Summary:

Paragraph three reads:  "David Riley, 49, of Chilsey Green Road, Chertsey, has been in custody since his arrest almost two-and-a-half years ago for stabbing Michael Roberts."

Paragraphs five through seven read:  "The court heard that Riley had been receiving treatment for depression for several months and had previously complained of suffering low moods and suicidal thoughts."

In February 2007, he drove his car into a police station and later said he was “hearing voices”.

He was given a course of anti-depressants the following month and was referred to a community mental health team in Chertsey.

Paragraph 21 reads:  "He went on to tell a doctor he had  'flipped'  and, although he had been suffering from depression, was not taking any medication. "

SSRI Stories note: 
Withdrawal, especially abrupt withdrawal, from any of these medications can cause severe neuropsychiatric and physical symptoms. It is important to withdraw extremely slowly from these drugs, often over a period of a year or more, under the supervision of a qualified and experienced specialist, if available.  Withdrawal is sometimes more severe than the original symptoms or problems.

http://www.getsurrey.co.uk/news/s/2062599_psychiatric_reports_for_man_who_stabbed_flatmate


Psychiatric reports for man who stabbed flatmate

December 14, 2009

A DEPRESSED builder who stabbed his flatmate more than 30 times has been remanded in custody for psychiatric and probation reports to be prepared after he was found not guilty of attempted murder by reason of insanity.

A jury at the Old Bailey was asked to reach the ‘special verdict’ on Monday on the directions of Judge Giles Forrester.

David Riley, 49, of Chilsey Green Road, Chertsey, has been in custody since his arrest almost two-and-a-half years ago for stabbing Michael Roberts.

Jurors were told that the attack on July 28, 2007 was “unprovoked and completely unwarranted”.

The court heard that Riley had been receiving treatment for depression for several months and had previously complained of suffering low moods and suicidal thoughts.

In February 2007, he drove his car into a police station and later said he was “hearing voices”.

He was given a course of anti-depressants the following month and was referred to a community mental health team in Chertsey.

“By May there was obviously serious concern for his mental well-being,” said prosecutor Simon Connolly.

Riley was seen by a psychiatric nurse and then referred to a doctor.

Punctured lung

He lived with four other men, including Mr Roberts, in a five-bedroom house in Chilsey Green Road.

The court heard Riley’s flatmates said he appeared to be “fine” on the night before the stabbing and was said to be exhibiting “normal behaviour and normal conversation”.

Describing the attack which left Mr Roberts needing emergency treatment for multiple stab wounds, a broken arm and a punctured lung, Mr Connolly said: “The victim was woken by what he initially thought was someone punching him in the neck area.

“He felt disorientated and couldn’t identify who his attacker was.

“He realised he was being hit with something rather than a hand.”

The court was told that Mr Roberts managed to push his attacker away and opened the bedroom door, enabling him to identify Riley in the light.

He shut him out of the room, but Riley burst back in.

Mr Connolly went on: “This was an unprovoked and completely unwarranted attack and there is no suggestion from any witness for an apparent motive.

“Even the victim said he had absolutely no idea why the defendant attacked him.”

Jurors heard that Mr Roberts managed to wake another flatmate and said “I think Dave Riley has done his nut” and “nutty Dave has stabbed me”.

"Deficiency of reason"

Riley was arrested later the same day in a branch of William Hill in Woking.

He went on to tell a doctor he had “flipped” and, although he had been suffering from depression, was not taking any medication.

“He said he had felt like hanging himself.

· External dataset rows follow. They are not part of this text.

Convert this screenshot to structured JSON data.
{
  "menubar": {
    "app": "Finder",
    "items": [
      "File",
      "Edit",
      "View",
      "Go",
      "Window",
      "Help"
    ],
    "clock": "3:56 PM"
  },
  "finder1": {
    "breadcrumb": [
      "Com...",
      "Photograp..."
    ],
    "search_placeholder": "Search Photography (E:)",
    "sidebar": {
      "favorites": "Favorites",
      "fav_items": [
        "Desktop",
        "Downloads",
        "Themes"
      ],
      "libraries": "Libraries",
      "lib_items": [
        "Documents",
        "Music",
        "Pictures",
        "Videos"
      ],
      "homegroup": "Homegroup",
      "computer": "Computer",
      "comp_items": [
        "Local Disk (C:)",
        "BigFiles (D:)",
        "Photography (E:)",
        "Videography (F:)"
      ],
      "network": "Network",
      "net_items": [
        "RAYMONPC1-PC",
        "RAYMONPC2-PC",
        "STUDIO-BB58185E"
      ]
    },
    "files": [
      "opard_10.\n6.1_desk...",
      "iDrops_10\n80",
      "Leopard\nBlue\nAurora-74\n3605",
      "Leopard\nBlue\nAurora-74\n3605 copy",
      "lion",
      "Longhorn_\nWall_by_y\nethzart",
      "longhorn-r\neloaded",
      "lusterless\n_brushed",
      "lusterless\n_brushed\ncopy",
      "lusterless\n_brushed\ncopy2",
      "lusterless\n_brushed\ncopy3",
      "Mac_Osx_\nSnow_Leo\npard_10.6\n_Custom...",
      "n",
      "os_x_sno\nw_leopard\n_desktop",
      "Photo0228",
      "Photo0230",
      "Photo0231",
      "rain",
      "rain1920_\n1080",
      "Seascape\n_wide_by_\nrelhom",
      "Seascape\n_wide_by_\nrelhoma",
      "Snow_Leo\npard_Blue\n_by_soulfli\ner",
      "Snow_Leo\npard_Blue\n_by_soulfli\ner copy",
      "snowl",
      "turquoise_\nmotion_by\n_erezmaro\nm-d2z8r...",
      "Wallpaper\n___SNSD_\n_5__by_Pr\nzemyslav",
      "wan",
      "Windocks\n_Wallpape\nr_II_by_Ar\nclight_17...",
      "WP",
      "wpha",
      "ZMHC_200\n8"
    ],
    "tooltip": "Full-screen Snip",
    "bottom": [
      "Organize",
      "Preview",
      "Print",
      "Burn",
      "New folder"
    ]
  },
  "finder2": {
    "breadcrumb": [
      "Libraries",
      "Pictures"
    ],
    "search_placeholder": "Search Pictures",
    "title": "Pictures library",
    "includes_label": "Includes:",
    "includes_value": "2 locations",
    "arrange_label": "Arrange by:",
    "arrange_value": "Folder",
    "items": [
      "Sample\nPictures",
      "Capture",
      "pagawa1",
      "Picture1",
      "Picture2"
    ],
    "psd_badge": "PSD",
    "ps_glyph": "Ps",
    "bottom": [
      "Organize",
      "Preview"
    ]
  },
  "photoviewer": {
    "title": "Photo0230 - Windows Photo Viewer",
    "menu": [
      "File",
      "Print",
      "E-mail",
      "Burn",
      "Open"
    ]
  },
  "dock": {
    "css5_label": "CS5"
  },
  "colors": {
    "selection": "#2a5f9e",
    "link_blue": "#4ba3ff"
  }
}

He said the only reason he could have flipped was because he had a few drinks of Stella lager,” said Mr Connolly.

Riley has since been subject to a series of psychiatric assessments.

The prosecutor said: “At the time of the stabbing the defendant was suffering from such a deficiency of reason because of a disease of the mind that he did not know the nature or quality of the act he was doing.

“He wouldn’t be capable of forming the necessary intent for attempted murder.”

Riley had denied attempted murder and the jury formally found him not guilty of the charge by reason of insanity.

Judge Forrester said: “You have heard all that has happened. I shall have to decide what course to take when we next meet on February 5.”

Riley thanked both the judge and the jury before being escorted from the dock.